When you are called upon to referee a conflict, employing the concept of contribution can have dramatic results. For one, when everyone has agreed to banish the idea that one person is to blame, both parties are freed to look—really look — to see how they played into what didn’t work. When it is agreed that each party to the breakdown has a contribution, the judgmentally arrogant posture so common the “innocent victim” is stymied. At the same time, the self-deprecatory, subservient attitude of the identified wrongdoer is also thwarted. What results can be an honest inquiry into the nuances that provoked, cultivated, and prolonged the standoff.
When the community views conflict as a problem, a failure, or a sin, there is scant willingness to dig into the details to optimize learning. No, the press is to quick-fix it, with a rush to judgment, the dispensation of consequences, and far too often, the distancing of the designated scoundrel from the community. So seldom have the specifics been sufficiently studied, that any distinctive discoveries are embraced.
Frame a conflict as an opportunity for each participant to learn, and you’ll set the stage for real repentance and change.
Guest blog by Darren Adwalpalker, Senior Pastor, South Bay Church of God, Torrance, CA
Principle six: Step down the voltage.
Hazardous Voltage Inside.
Will shock, burn or cause death.
I’d just been through a difficult conflict and reflected on how being in conflict resourcefully is similar to the way an electrical substation processes electricity.
A substation receives high-voltage energy and transforms it into low-voltage energy—which safely powers our homes, heating, lights and lives.
Just as the raw energy entering the substation has the power to cause harm, so the raw emotions we experience in conflict have the power to destroy relationships.
Here’s my four-step process for “stepping down the emotional voltage” that’s often present in conflict. After a recent difficult conversation with someone who told me they’d be leaving the church, I opened my computer and worked through these steps:
1) What happened?
- What was the nature of the conflict or disagreement?
- What was said?
- What were the other person’s criticisms or complaints?
I try to write these down as objectively as possible.
2) What are my raw emotions?
- Here, I allow myself complete freedom to feel my emotions and capture them in writing as honestly as I can. I might write that I felt hurt, angry, let down, frustrated or sad.
- I write down any judgments I’m carrying and the stories I was making up about myself or the other person. Such stories might be “Perhaps I’m not a good leader” or “That person is being selfish.” What’s really important here is honesty. We seldom give ourselves permission to express the raw emotions we’re feeling. Once we do, we’re a step closer to turning that raw energy into something helpful, not harmful.
3) What’s closer to the truth?

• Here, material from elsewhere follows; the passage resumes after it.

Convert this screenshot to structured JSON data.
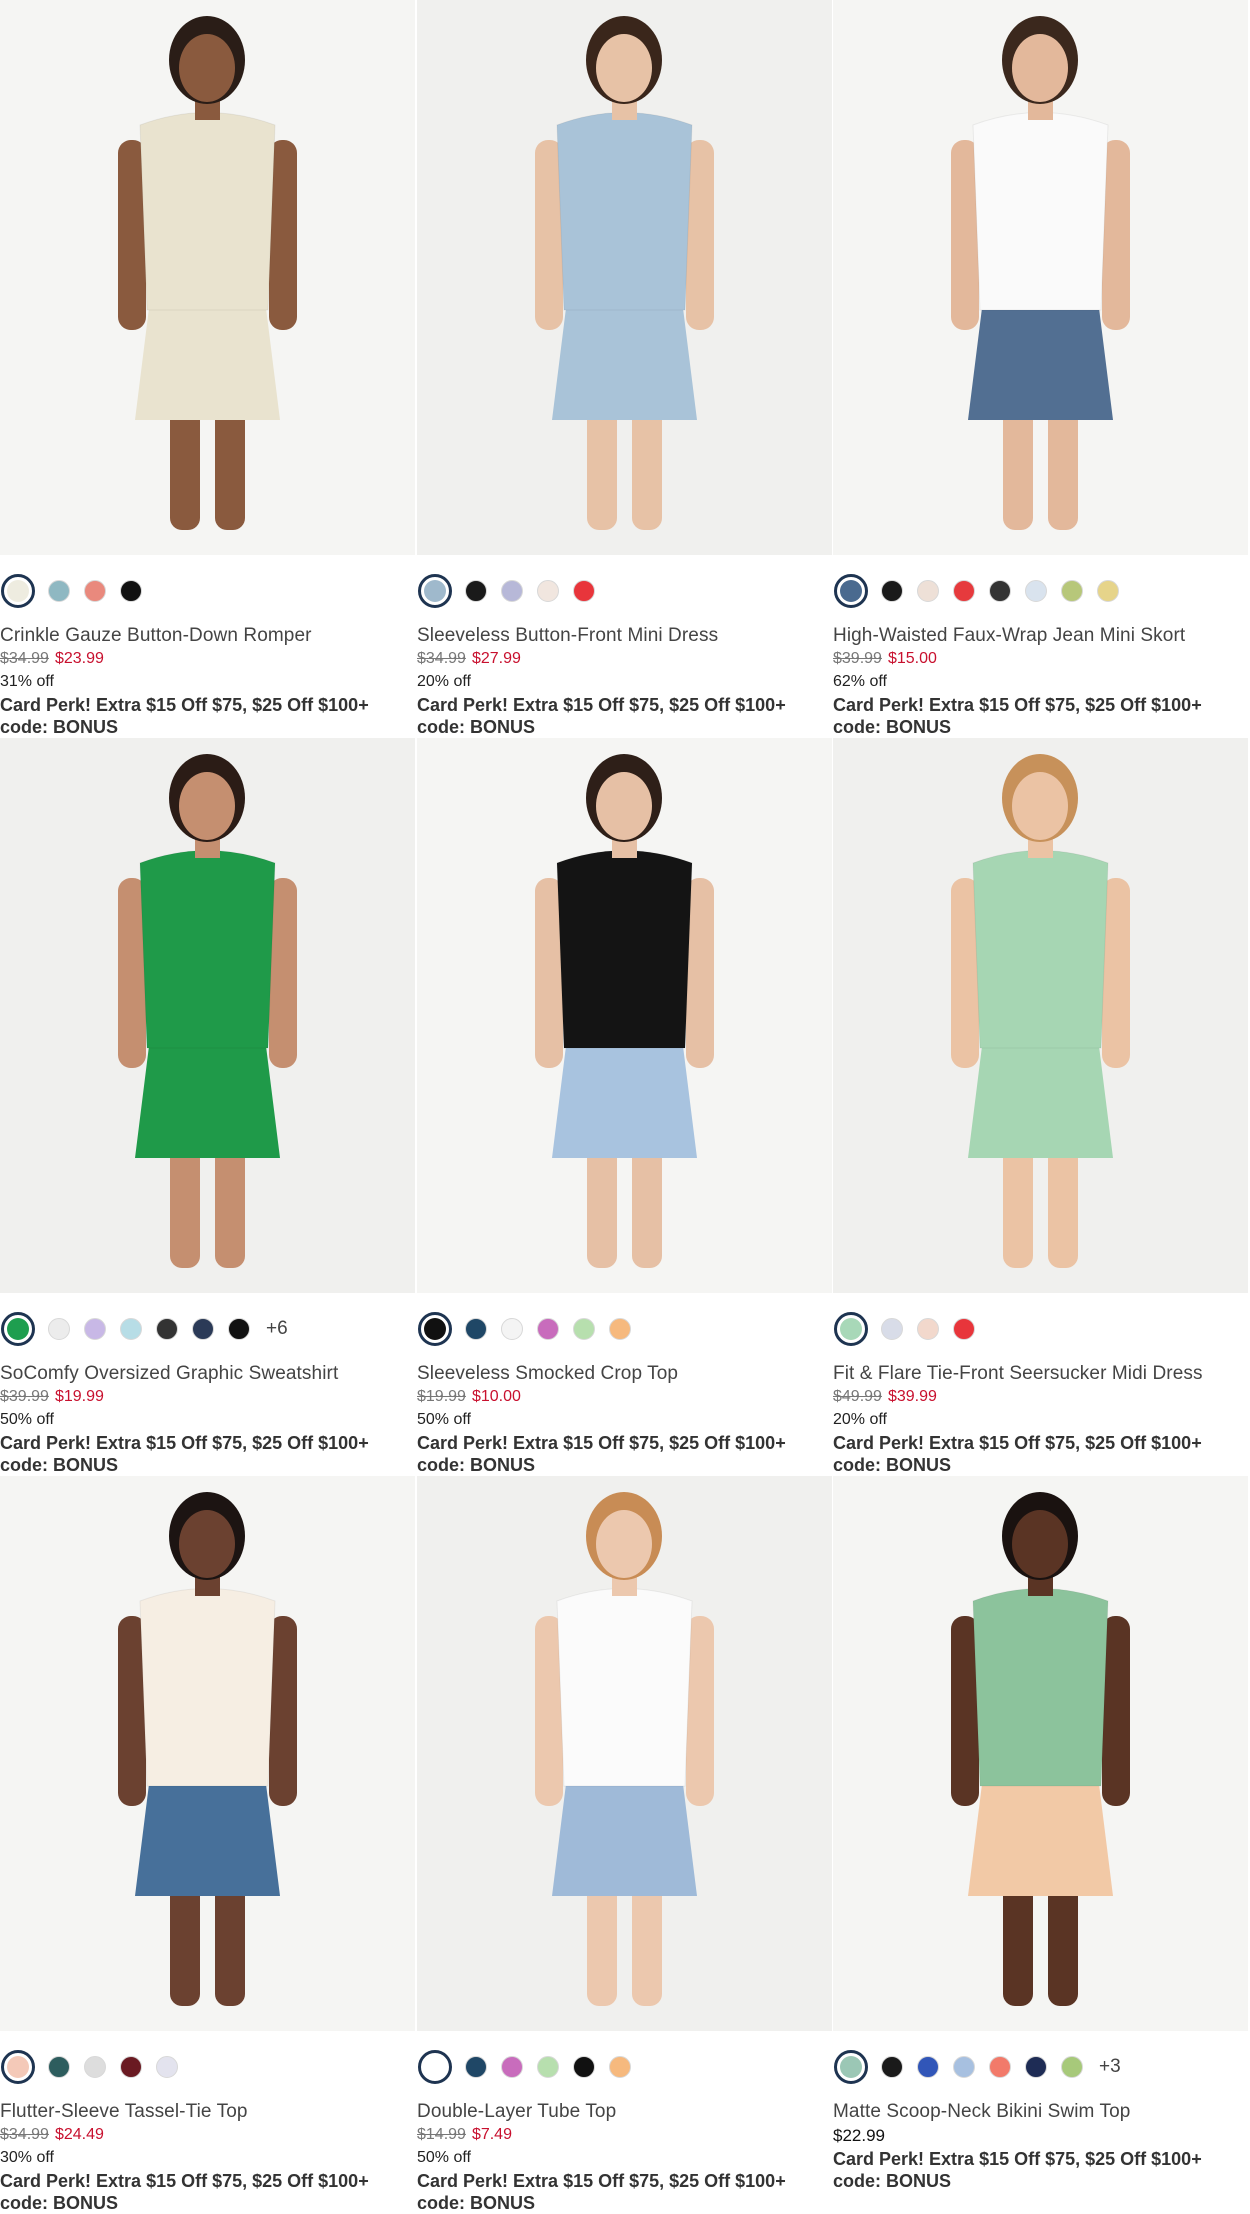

After writing out my raw emotions and any stories I’m making up about the situation, I’m able to think much more clearly.
- I can then step back and look at the situation more objectively.
- I’m able to more clearly see my contribution in the conflict without having to own it all myself.
4) What are my next steps?
- After this process, I’m now ready to consider my next steps. Perhaps:
A follow up conversation.
Prayerfully releasing it to God.
Writing a letter to express gratitude.
The next time you are in a difficult conflict, work through these steps and see if you can “step down the emotional voltage” into something useful.